Or you can use two skeins and get a 60″ long reversible scarf.


The scarf is actually 15″ wide so you can wear it as a stole.


Or you can do like I did and seam it together for a moebius cowl.


Which is long enough to wrap double around your neck for the squishiest, warmest cowl you ever did wear. But since it’s worked up in only 200 yards of bulky yarn it only takes a few hours to knit. Knit one for your sweetheart – or for yourself. I knit mine for me! I’ve worn it three times since I finished it – we are having a cold snap here in sunny Florida.


Donny is available on Ravelry for only $6.00 and it includes all the instructions for all the variations of Donny. Why is it named Donny? For Donny Osmond of course. A yarn named Puppy Love makes you sing the old song…

And they called it puppy love
Oh, I guess they’ll never know
How a young heart really feels
And why I love her so

Needles: Size 13 needles (9.0 mm)

Yarn: Gerschubie Fiber Arts Largo, 100% merino, 100 yards, 1-2 skeins

Gauge: 5.25 stitches and 7 rows = 4 inches in blocked lace pattern

Size: Small Cowl is 15″ high and 30″ around,
Large Version is 60″ long/around and 15″ high/wide after blocking

Donny is available on Ravelry individually for $6.00 USD 


Only for the weekend of February 14-15 use the code “love” to get Donny for free! 


Anzula For Better or Worsted is the worsted weight yarn of your dreams.

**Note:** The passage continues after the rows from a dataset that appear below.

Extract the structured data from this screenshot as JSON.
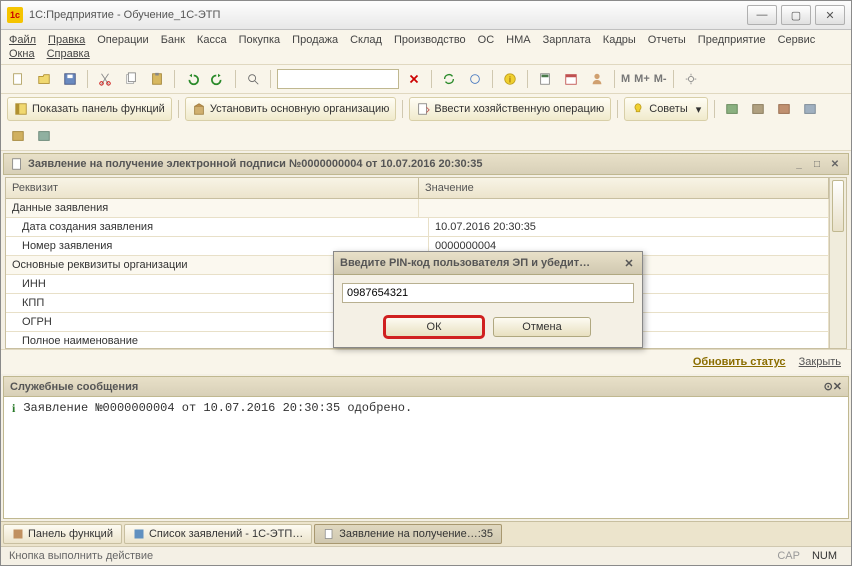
{
  "window": {
    "title": "1С:Предприятие - Обучение_1С-ЭТП"
  },
  "menu": [
    "Файл",
    "Правка",
    "Операции",
    "Банк",
    "Касса",
    "Покупка",
    "Продажа",
    "Склад",
    "Производство",
    "ОС",
    "НМА",
    "Зарплата",
    "Кадры",
    "Отчеты",
    "Предприятие",
    "Сервис",
    "Окна",
    "Справка"
  ],
  "toolbar2": {
    "show_panel": "Показать панель функций",
    "set_org": "Установить основную организацию",
    "enter_op": "Ввести хозяйственную операцию",
    "tips": "Советы"
  },
  "doc": {
    "title": "Заявление на получение электронной подписи №0000000004 от 10.07.2016 20:30:35",
    "columns": {
      "attr": "Реквизит",
      "val": "Значение"
    },
    "rows": [
      {
        "attr": "Данные заявления",
        "val": "",
        "group": true
      },
      {
        "attr": "Дата создания заявления",
        "val": "10.07.2016 20:30:35"
      },
      {
        "attr": "Номер заявления",
        "val": "0000000004"
      },
      {
        "attr": "Основные реквизиты организации",
        "val": "",
        "group": true
      },
      {
        "attr": "ИНН",
        "val": ""
      },
      {
        "attr": "КПП",
        "val": ""
      },
      {
        "attr": "ОГРН",
        "val": ""
      },
      {
        "attr": "Полное наименование",
        "val": ""
      }
    ]
  },
  "actions": {
    "refresh": "Обновить статус",
    "close": "Закрыть"
  },
  "messages": {
    "title": "Служебные сообщения",
    "text": "Заявление №0000000004 от 10.07.2016 20:30:35 одобрено."
  },
  "modal": {
    "title": "Введите PIN-код пользователя ЭП и убедит…",
    "value": "0987654321",
    "ok": "ОК",
    "cancel": "Отмена"
  },
  "tasks": [
    {
      "label": "Панель функций"
    },
    {
      "label": "Список заявлений - 1С-ЭТП…"
    },
    {
      "label": "Заявление на получение…:35",
      "active": true
    }
  ],
  "status": {
    "hint": "Кнопка выполнить действие",
    "cap": "CAP",
    "num": "NUM"
  },
  "mtext": {
    "m": "M",
    "mp": "M+",
    "mm": "M-"
  }
}
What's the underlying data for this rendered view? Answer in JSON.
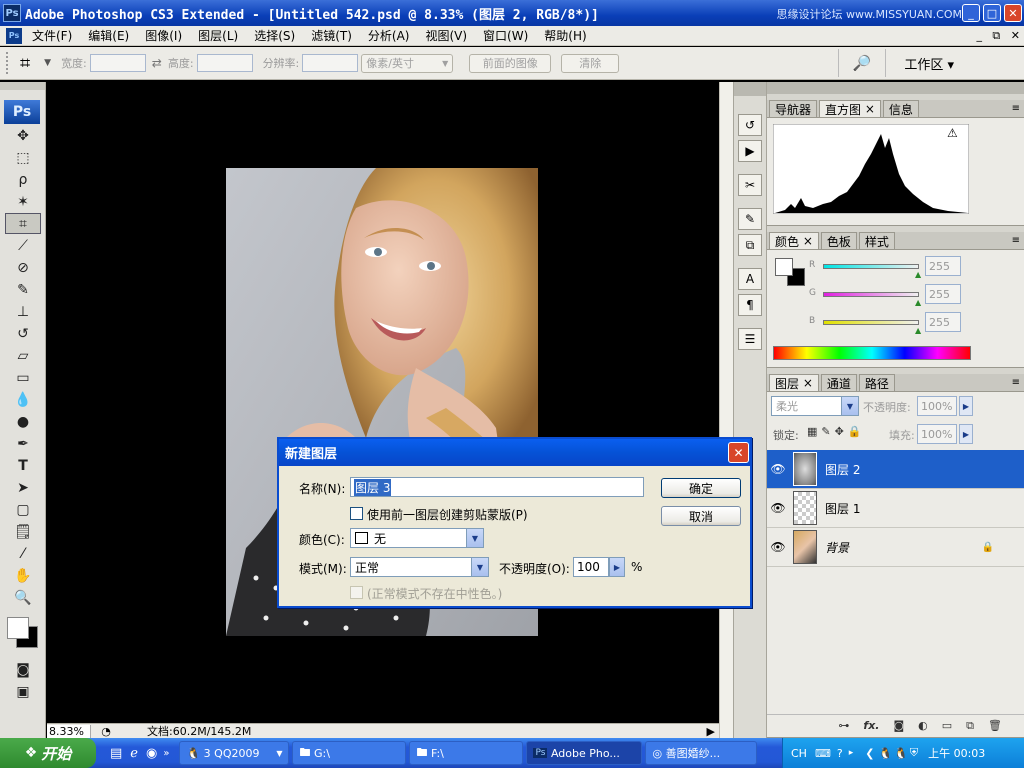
{
  "window": {
    "title": "Adobe Photoshop CS3 Extended - [Untitled 542.psd @ 8.33% (图层 2, RGB/8*)]",
    "app_icon": "Ps",
    "watermark": "思缘设计论坛 www.MISSYUAN.COM"
  },
  "menu": [
    "文件(F)",
    "编辑(E)",
    "图像(I)",
    "图层(L)",
    "选择(S)",
    "滤镜(T)",
    "分析(A)",
    "视图(V)",
    "窗口(W)",
    "帮助(H)"
  ],
  "options": {
    "width_label": "宽度:",
    "height_label": "高度:",
    "resolution_label": "分辨率:",
    "unit": "像素/英寸",
    "front_image_btn": "前面的图像",
    "clear_btn": "清除",
    "workspace_btn": "工作区"
  },
  "toolbox": {
    "logo": "Ps"
  },
  "status": {
    "zoom": "8.33%",
    "doc": "文档:60.2M/145.2M"
  },
  "panels": {
    "group1_tabs": [
      "导航器",
      "直方图",
      "信息"
    ],
    "group2_tabs": [
      "颜色",
      "色板",
      "样式"
    ],
    "color": {
      "channels": [
        {
          "label": "R",
          "value": "255",
          "color": "#00e5e5"
        },
        {
          "label": "G",
          "value": "255",
          "color": "#e020e0"
        },
        {
          "label": "B",
          "value": "255",
          "color": "#e0e000"
        }
      ]
    },
    "group3_tabs": [
      "图层",
      "通道",
      "路径"
    ],
    "layers": {
      "blend_mode": "柔光",
      "opacity_label": "不透明度:",
      "opacity": "100%",
      "lock_label": "锁定:",
      "fill_label": "填充:",
      "fill": "100%",
      "items": [
        {
          "name": "图层 2",
          "selected": true
        },
        {
          "name": "图层 1",
          "selected": false
        },
        {
          "name": "背景",
          "selected": false
        }
      ],
      "footer_fx": "fx."
    }
  },
  "dialog": {
    "title": "新建图层",
    "name_label": "名称(N):",
    "name_value": "图层 3",
    "clip_label": "使用前一图层创建剪贴蒙版(P)",
    "color_label": "颜色(C):",
    "color_value": "无",
    "mode_label": "模式(M):",
    "mode_value": "正常",
    "opacity_label": "不透明度(O):",
    "opacity_value": "100",
    "percent": "%",
    "neutral_label": "(正常模式不存在中性色。)",
    "ok": "确定",
    "cancel": "取消"
  },
  "taskbar": {
    "start": "开始",
    "tasks": [
      "3 QQ2009",
      "G:\\",
      "F:\\",
      "Adobe Pho...",
      "善图婚纱..."
    ],
    "lang": "CH",
    "clock": "上午 00:03"
  }
}
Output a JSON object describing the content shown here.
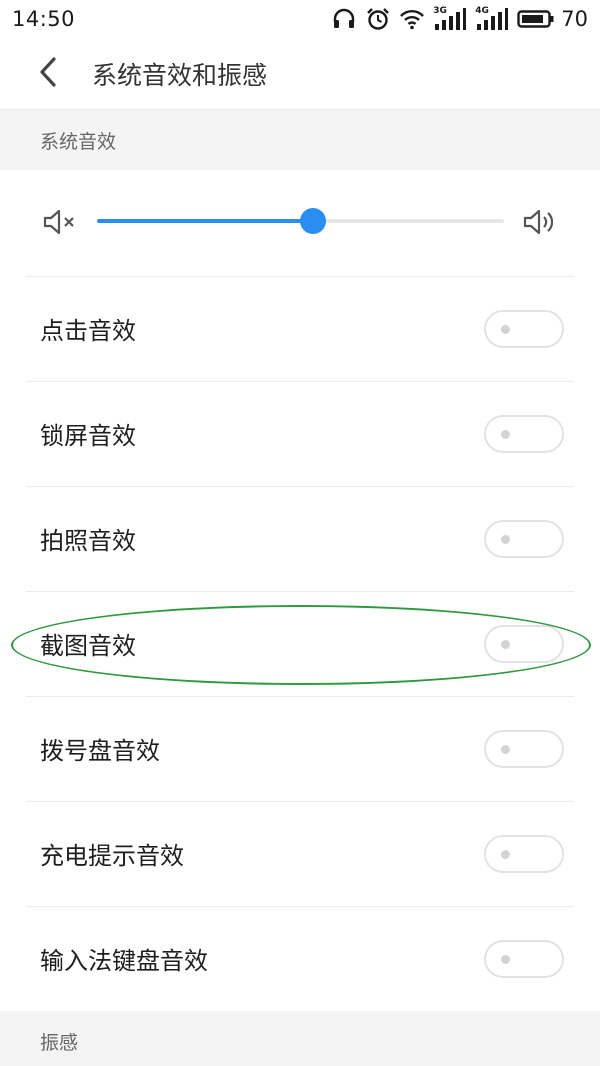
{
  "status_bar": {
    "time": "14:50",
    "icons": [
      "headphones-icon",
      "alarm-icon",
      "wifi-icon",
      "signal-3g-icon",
      "signal-4g-icon",
      "battery-icon"
    ],
    "network_labels": [
      "3G",
      "4G"
    ],
    "battery": "70"
  },
  "header": {
    "title": "系统音效和振感"
  },
  "sections": {
    "system_sound": "系统音效",
    "vibration": "振感"
  },
  "volume": {
    "level": 0.53,
    "mute_icon": "volume-mute-icon",
    "max_icon": "volume-up-icon",
    "accent": "#2a8ef0"
  },
  "settings": [
    {
      "label": "点击音效",
      "enabled": false
    },
    {
      "label": "锁屏音效",
      "enabled": false
    },
    {
      "label": "拍照音效",
      "enabled": false
    },
    {
      "label": "截图音效",
      "enabled": false
    },
    {
      "label": "拨号盘音效",
      "enabled": false
    },
    {
      "label": "充电提示音效",
      "enabled": false
    },
    {
      "label": "输入法键盘音效",
      "enabled": false
    }
  ],
  "annotation": {
    "highlighted_item": "截图音效",
    "color": "#2e9a3e"
  }
}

First off it’s an MCN blend, which just makes it better right away. And then the twist is just perfection – such a sproingy, lovely yarn. Knitting with it is heavenly.


Kahel uses two skeins of For Better or Worsted in a rich deep orange shade called Arizona. For this design I really wanted something generous and sumptuous. Something you could really wrap yourself up in. On size 9 needles the For Better or Worsted makes a cozy fabric, and the way the fabric is worked, it has a beautiful wrong-side which makes it reversible.


Kahel is worked from tip to tip – the increasing and decreasing is all incorporated into the patterning, and the garter lace edging is applied as the knitting is worked. The simple knit/purl pattern with eyelets looks more complicated than it is. For experienced knitters it’s great knit-night knitting – the kind that become intuitive as you go along. And for beginners to charts and lace it’s a great way to hone your chart skills.


Kahel is available on Ravelry individually for $6.00 USD or as part of the Stitch Sprouts For Better or Worsted Pamphlet for only $18.00.


Needles: Size 9 needles (5.5 mm)

Yarn: Anzula For Better or Worsted, 80% merino, 20% cashmere, 10% nylon, 200 yards to 115g, 1 skein

Gauge: 16 stitches and 20 rows = 4 inches in blocked body pattern

Size: 64″ wide and 24″ tall after blocking

Kahel is available on Ravelry individually for $6.00 USD